Requirement:
Repeat the full listing, word for word.

== Extracted material

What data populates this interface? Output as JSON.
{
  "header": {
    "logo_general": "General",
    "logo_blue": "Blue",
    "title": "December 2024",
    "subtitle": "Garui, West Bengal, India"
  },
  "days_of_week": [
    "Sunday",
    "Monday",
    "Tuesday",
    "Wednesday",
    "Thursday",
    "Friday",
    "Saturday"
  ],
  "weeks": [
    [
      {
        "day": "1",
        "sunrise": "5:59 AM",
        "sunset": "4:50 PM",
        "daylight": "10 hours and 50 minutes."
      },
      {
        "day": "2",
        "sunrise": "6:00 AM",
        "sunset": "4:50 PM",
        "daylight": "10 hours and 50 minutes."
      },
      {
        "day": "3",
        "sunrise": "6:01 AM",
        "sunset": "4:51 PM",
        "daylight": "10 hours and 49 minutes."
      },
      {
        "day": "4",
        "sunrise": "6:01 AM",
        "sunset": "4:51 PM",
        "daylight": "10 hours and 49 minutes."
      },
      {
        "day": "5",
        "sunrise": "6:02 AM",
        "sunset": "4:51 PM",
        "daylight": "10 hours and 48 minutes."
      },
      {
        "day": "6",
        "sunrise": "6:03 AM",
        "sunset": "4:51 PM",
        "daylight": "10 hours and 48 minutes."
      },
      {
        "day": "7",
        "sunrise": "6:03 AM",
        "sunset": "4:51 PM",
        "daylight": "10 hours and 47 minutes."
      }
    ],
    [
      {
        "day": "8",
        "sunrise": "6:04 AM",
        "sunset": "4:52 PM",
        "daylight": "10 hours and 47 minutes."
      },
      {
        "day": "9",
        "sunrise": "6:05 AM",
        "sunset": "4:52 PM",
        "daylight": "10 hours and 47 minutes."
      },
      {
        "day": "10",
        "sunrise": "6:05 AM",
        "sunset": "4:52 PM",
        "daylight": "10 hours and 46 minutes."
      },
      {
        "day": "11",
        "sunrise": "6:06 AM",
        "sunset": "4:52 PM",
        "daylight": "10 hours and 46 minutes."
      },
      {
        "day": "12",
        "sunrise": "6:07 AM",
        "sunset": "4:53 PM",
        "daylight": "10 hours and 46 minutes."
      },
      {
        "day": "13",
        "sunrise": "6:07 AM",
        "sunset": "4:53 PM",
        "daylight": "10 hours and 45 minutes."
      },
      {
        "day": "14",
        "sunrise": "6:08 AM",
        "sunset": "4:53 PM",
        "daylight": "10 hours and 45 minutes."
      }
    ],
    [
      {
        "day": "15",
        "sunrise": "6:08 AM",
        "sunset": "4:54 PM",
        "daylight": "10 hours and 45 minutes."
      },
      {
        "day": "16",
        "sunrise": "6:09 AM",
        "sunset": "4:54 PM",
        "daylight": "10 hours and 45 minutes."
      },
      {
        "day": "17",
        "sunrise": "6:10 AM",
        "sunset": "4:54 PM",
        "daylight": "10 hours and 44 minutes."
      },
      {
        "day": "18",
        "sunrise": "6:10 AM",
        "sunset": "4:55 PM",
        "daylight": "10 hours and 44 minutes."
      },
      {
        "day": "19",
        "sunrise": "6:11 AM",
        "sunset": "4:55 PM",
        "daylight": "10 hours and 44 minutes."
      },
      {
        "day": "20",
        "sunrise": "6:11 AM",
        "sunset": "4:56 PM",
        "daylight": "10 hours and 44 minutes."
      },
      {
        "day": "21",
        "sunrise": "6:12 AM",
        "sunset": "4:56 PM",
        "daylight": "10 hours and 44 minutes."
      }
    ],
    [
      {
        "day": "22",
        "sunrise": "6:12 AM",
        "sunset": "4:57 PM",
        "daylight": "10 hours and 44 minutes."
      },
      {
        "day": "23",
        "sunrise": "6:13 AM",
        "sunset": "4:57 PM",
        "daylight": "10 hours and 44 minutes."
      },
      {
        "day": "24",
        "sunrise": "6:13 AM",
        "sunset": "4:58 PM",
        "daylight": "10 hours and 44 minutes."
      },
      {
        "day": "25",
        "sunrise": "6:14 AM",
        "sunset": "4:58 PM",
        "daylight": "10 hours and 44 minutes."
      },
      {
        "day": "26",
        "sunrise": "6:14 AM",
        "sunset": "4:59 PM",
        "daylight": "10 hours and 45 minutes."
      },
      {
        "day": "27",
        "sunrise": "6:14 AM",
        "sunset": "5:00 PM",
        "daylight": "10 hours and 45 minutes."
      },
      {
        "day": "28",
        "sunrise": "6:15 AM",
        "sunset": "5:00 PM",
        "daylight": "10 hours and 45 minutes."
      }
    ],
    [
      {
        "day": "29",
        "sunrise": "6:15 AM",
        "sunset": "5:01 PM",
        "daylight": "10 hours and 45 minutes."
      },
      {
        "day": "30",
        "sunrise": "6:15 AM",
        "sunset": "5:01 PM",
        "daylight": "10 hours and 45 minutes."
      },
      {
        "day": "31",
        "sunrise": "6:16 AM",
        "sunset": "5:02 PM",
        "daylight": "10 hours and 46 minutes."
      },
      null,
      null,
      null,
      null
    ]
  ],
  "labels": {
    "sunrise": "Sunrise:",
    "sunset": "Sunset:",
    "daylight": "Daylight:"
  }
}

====

Solved problem:
What data populates this interface? Output as JSON.
{
  "header": {
    "logo_general": "General",
    "logo_blue": "Blue",
    "title": "December 2024",
    "subtitle": "Garui, West Bengal, India"
  },
  "days_of_week": [
    "Sunday",
    "Monday",
    "Tuesday",
    "Wednesday",
    "Thursday",
    "Friday",
    "Saturday"
  ],
  "weeks": [
    [
      {
        "day": "1",
        "sunrise": "5:59 AM",
        "sunset": "4:50 PM",
        "daylight": "10 hours and 50 minutes."
      },
      {
        "day": "2",
        "sunrise": "6:00 AM",
        "sunset": "4:50 PM",
        "daylight": "10 hours and 50 minutes."
      },
      {
        "day": "3",
        "sunrise": "6:01 AM",
        "sunset": "4:51 PM",
        "daylight": "10 hours and 49 minutes."
      },
      {
        "day": "4",
        "sunrise": "6:01 AM",
        "sunset": "4:51 PM",
        "daylight": "10 hours and 49 minutes."
      },
      {
        "day": "5",
        "sunrise": "6:02 AM",
        "sunset": "4:51 PM",
        "daylight": "10 hours and 48 minutes."
      },
      {
        "day": "6",
        "sunrise": "6:03 AM",
        "sunset": "4:51 PM",
        "daylight": "10 hours and 48 minutes."
      },
      {
        "day": "7",
        "sunrise": "6:03 AM",
        "sunset": "4:51 PM",
        "daylight": "10 hours and 47 minutes."
      }
    ],
    [
      {
        "day": "8",
        "sunrise": "6:04 AM",
        "sunset": "4:52 PM",
        "daylight": "10 hours and 47 minutes."
      },
      {
        "day": "9",
        "sunrise": "6:05 AM",
        "sunset": "4:52 PM",
        "daylight": "10 hours and 47 minutes."
      },
      {
        "day": "10",
        "sunrise": "6:05 AM",
        "sunset": "4:52 PM",
        "daylight": "10 hours and 46 minutes."
      },
      {
        "day": "11",
        "sunrise": "6:06 AM",
        "sunset": "4:52 PM",
        "daylight": "10 hours and 46 minutes."
      },
      {
        "day": "12",
        "sunrise": "6:07 AM",
        "sunset": "4:53 PM",
        "daylight": "10 hours and 46 minutes."
      },
      {
        "day": "13",
        "sunrise": "6:07 AM",
        "sunset": "4:53 PM",
        "daylight": "10 hours and 45 minutes."
      },
      {
        "day": "14",
        "sunrise": "6:08 AM",
        "sunset": "4:53 PM",
        "daylight": "10 hours and 45 minutes."
      }
    ],
    [
      {
        "day": "15",
        "sunrise": "6:08 AM",
        "sunset": "4:54 PM",
        "daylight": "10 hours and 45 minutes."
      },
      {
        "day": "16",
        "sunrise": "6:09 AM",
        "sunset": "4:54 PM",
        "daylight": "10 hours and 45 minutes."
      },
      {
        "day": "17",
        "sunrise": "6:10 AM",
        "sunset": "4:54 PM",
        "daylight": "10 hours and 44 minutes."
      },
      {
        "day": "18",
        "sunrise": "6:10 AM",
        "sunset": "4:55 PM",
        "daylight": "10 hours and 44 minutes."
      },
      {
        "day": "19",
        "sunrise": "6:11 AM",
        "sunset": "4:55 PM",
        "daylight": "10 hours and 44 minutes."
      },
      {
        "day": "20",
        "sunrise": "6:11 AM",
        "sunset": "4:56 PM",
        "daylight": "10 hours and 44 minutes."
      },
      {
        "day": "21",
        "sunrise": "6:12 AM",
        "sunset": "4:56 PM",
        "daylight": "10 hours and 44 minutes."
      }
    ],
    [
      {
        "day": "22",
        "sunrise": "6:12 AM",
        "sunset": "4:57 PM",
        "daylight": "10 hours and 44 minutes."
      },
      {
        "day": "23",
        "sunrise": "6:13 AM",
        "sunset": "4:57 PM",
        "daylight": "10 hours and 44 minutes."
      },
      {
        "day": "24",
        "sunrise": "6:13 AM",
        "sunset": "4:58 PM",
        "daylight": "10 hours and 44 minutes."
      },
      {
        "day": "25",
        "sunrise": "6:14 AM",
        "sunset": "4:58 PM",
        "daylight": "10 hours and 44 minutes."
      },
      {
        "day": "26",
        "sunrise": "6:14 AM",
        "sunset": "4:59 PM",
        "daylight": "10 hours and 45 minutes."
      },
      {
        "day": "27",
        "sunrise": "6:14 AM",
        "sunset": "5:00 PM",
        "daylight": "10 hours and 45 minutes."
      },
      {
        "day": "28",
        "sunrise": "6:15 AM",
        "sunset": "5:00 PM",
        "daylight": "10 hours and 45 minutes."
      }
    ],
    [
      {
        "day": "29",
        "sunrise": "6:15 AM",
        "sunset": "5:01 PM",
        "daylight": "10 hours and 45 minutes."
      },
      {
        "day": "30",
        "sunrise": "6:15 AM",
        "sunset": "5:01 PM",
        "daylight": "10 hours and 45 minutes."
      },
      {
        "day": "31",
        "sunrise": "6:16 AM",
        "sunset": "5:02 PM",
        "daylight": "10 hours and 46 minutes."
      },
      null,
      null,
      null,
      null
    ]
  ],
  "labels": {
    "sunrise": "Sunrise:",
    "sunset": "Sunset:",
    "daylight": "Daylight:"
  }
}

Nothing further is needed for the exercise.